When will the day of reckoning arrive into the takeover of the Ferguson Shipyard?

The answer to all of these questions is that the dates for findings and conclusions are not clear. However, one thing can be currently anticipated, and that is, that the findings are not likely to emerge before May 6, 2021. The calendar must be so full before that date that there is little room for anything else.

Ian W Thomson, Lenzie.

CONTRARY to Steph Johnson (Letters, September 30), I strongly agree with Mike Wilson (Letters, September 29), who is ashamed to admit his British nationality. Unfortunately, it was my great-grandmother, and not my grandmother, who immigrated to Scotland in the mid 19th century. That makes the connection too far back for me to claim an Irish passport.

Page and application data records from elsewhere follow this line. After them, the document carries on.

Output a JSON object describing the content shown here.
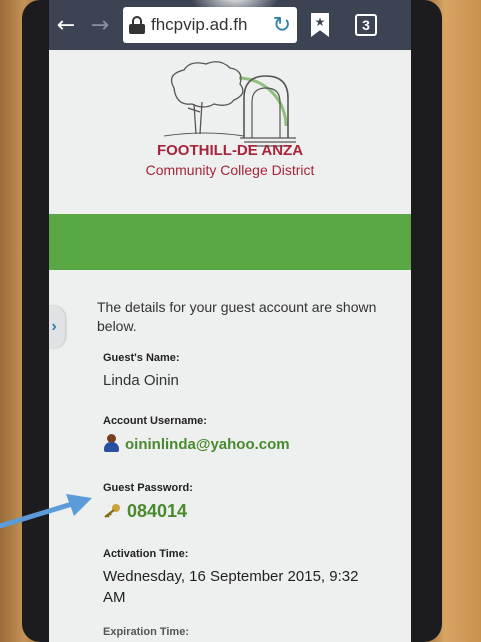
{
  "browser": {
    "back_icon": "arrow-left-icon",
    "forward_icon": "arrow-right-icon",
    "url": "fhcpvip.ad.fh",
    "tab_count": "3"
  },
  "header": {
    "org_name": "FOOTHILL-DE ANZA",
    "org_subtitle": "Community College District",
    "accent_color": "#a8243a",
    "band_color": "#5aa845"
  },
  "details": {
    "intro": "The details for your guest account are shown below.",
    "name_label": "Guest's Name:",
    "name_value": "Linda Oinin",
    "username_label": "Account Username:",
    "username_value": "oininlinda@yahoo.com",
    "password_label": "Guest Password:",
    "password_value": "084014",
    "activation_label": "Activation Time:",
    "activation_value": "Wednesday, 16 September 2015, 9:32 AM",
    "expiration_label": "Expiration Time:"
  }
}
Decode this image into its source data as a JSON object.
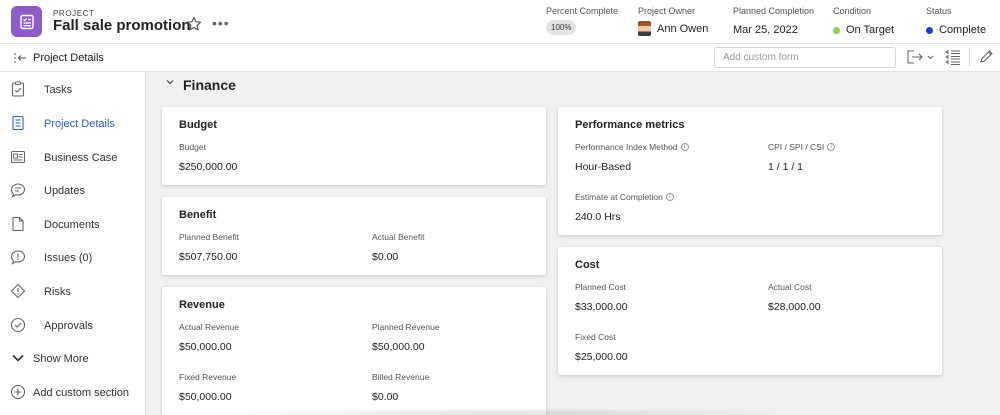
{
  "header": {
    "kicker": "PROJECT",
    "title": "Fall sale promotion",
    "percent_complete": {
      "label": "Percent Complete",
      "value": "100%"
    },
    "owner": {
      "label": "Project Owner",
      "value": "Ann Owen"
    },
    "planned_completion": {
      "label": "Planned Completion",
      "value": "Mar 25, 2022"
    },
    "condition": {
      "label": "Condition",
      "value": "On Target",
      "color": "#8fd14f"
    },
    "status": {
      "label": "Status",
      "value": "Complete",
      "color": "#1b3fd6"
    },
    "more": "•••"
  },
  "subbar": {
    "title": "Project Details",
    "custom_form_placeholder": "Add custom form"
  },
  "sidebar": {
    "items": [
      {
        "label": "Tasks",
        "icon": "tasks-icon"
      },
      {
        "label": "Project Details",
        "icon": "details-icon",
        "active": true
      },
      {
        "label": "Business Case",
        "icon": "business-case-icon"
      },
      {
        "label": "Updates",
        "icon": "updates-icon"
      },
      {
        "label": "Documents",
        "icon": "documents-icon"
      },
      {
        "label": "Issues (0)",
        "icon": "issues-icon"
      },
      {
        "label": "Risks",
        "icon": "risks-icon"
      },
      {
        "label": "Approvals",
        "icon": "approvals-icon"
      },
      {
        "label": "Show More",
        "icon": "chevron-down-icon"
      },
      {
        "label": "Add custom section",
        "icon": "plus-circle-icon"
      }
    ]
  },
  "finance": {
    "title": "Finance",
    "budget": {
      "title": "Budget",
      "budget_label": "Budget",
      "budget_value": "$250,000.00"
    },
    "benefit": {
      "title": "Benefit",
      "planned_label": "Planned Benefit",
      "planned_value": "$507,750.00",
      "actual_label": "Actual Benefit",
      "actual_value": "$0.00"
    },
    "revenue": {
      "title": "Revenue",
      "actual_label": "Actual Revenue",
      "actual_value": "$50,000.00",
      "planned_label": "Planned Revenue",
      "planned_value": "$50,000.00",
      "fixed_label": "Fixed Revenue",
      "fixed_value": "$50,000.00",
      "billed_label": "Billed Revenue",
      "billed_value": "$0.00"
    },
    "performance": {
      "title": "Performance metrics",
      "method_label": "Performance Index Method",
      "method_value": "Hour-Based",
      "cpi_label": "CPI / SPI / CSI",
      "cpi_value": "1 / 1 / 1",
      "eac_label": "Estimate at Completion",
      "eac_value": "240.0 Hrs"
    },
    "cost": {
      "title": "Cost",
      "planned_label": "Planned Cost",
      "planned_value": "$33,000.00",
      "actual_label": "Actual Cost",
      "actual_value": "$28,000.00",
      "fixed_label": "Fixed Cost",
      "fixed_value": "$25,000.00"
    }
  },
  "colors": {
    "brand": "#8e5cc9",
    "active_link": "#2b5fc9"
  }
}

We have various members of a Conservative Government, which does not represent the majority of Scottish voters (otherwise they would not be in the minority in the Scottish Parliament), having responsibility for the Windrush fiasco. We had a Home Sectetary by the name of Theresa May, putting messages on the side of buses telling immigrants to go home. We have Priti Patel, who came from Uganda when her family was deported by Idi Amin, trying to stop immigrants coming to Britain to escape wars caused by Britain's illegal invasion of Iraq.

We have an incompetent, mendacious, misogynist in power in Downing Street who cannot function without the assistance of an unelected functionary who should have gone to Specsavers.

Am I proud to be part of a Britain whose armies and navy went to every corner of the globe, raping and pillaging as they went? No, I am not. I write as one who voted against independence in 2014. I have since changed my mind and am now a supporter of throwing off the shackles of the corrupt, spent force of a failed state.

Margaret Forbes, Kilmacolm.

I WROTE recently to Nicola Sturgeon asking what in the event of Scottish independence the position would be of British citizens living in Scotland who choose not to adopt Scottish citizenship. In particular, would the rights currently enjoyed by British citizens living in Scotland be in any way compromised? The reply by a civil servant on her behalf was "in the event of independence, decisions relating to the shaping of citizenship policy would be for the government of the day to make”.

So she chooses to give no guarantees to people living in Scotland who do not identify as Scottish. This undermines her claim that Scottish nationalism is “civic” nationalism which has nothing to do with identity politics. As someone with a Welsh father, an English mother, and who has lived in Scotland since 1976, this makes me very nervous. It will certainly help me in deciding how to vote should there be another independence referendum.

Nick Williams, Auchenblae.

WHY do your pro-Union correspondents insist on conflating the competence or otherwise of the current Government with Scotland’s ability to flourish as an independent nation?

The SNP is a means to an end. As the only party of any size supporting an independent Scotland, independence-seeking Scots have no choice but to vote for it. Once independence has been achieved, all Scots will have the chance to elect a government which will be tasked with delivering on their winning manifesto.

If that is the SNP well and good, but it might well be Labour, Conservative or another.

The point is that whatever was decided, it would be Scotland's decision, made by us and us alone.

John McCallum, Glasgow G41.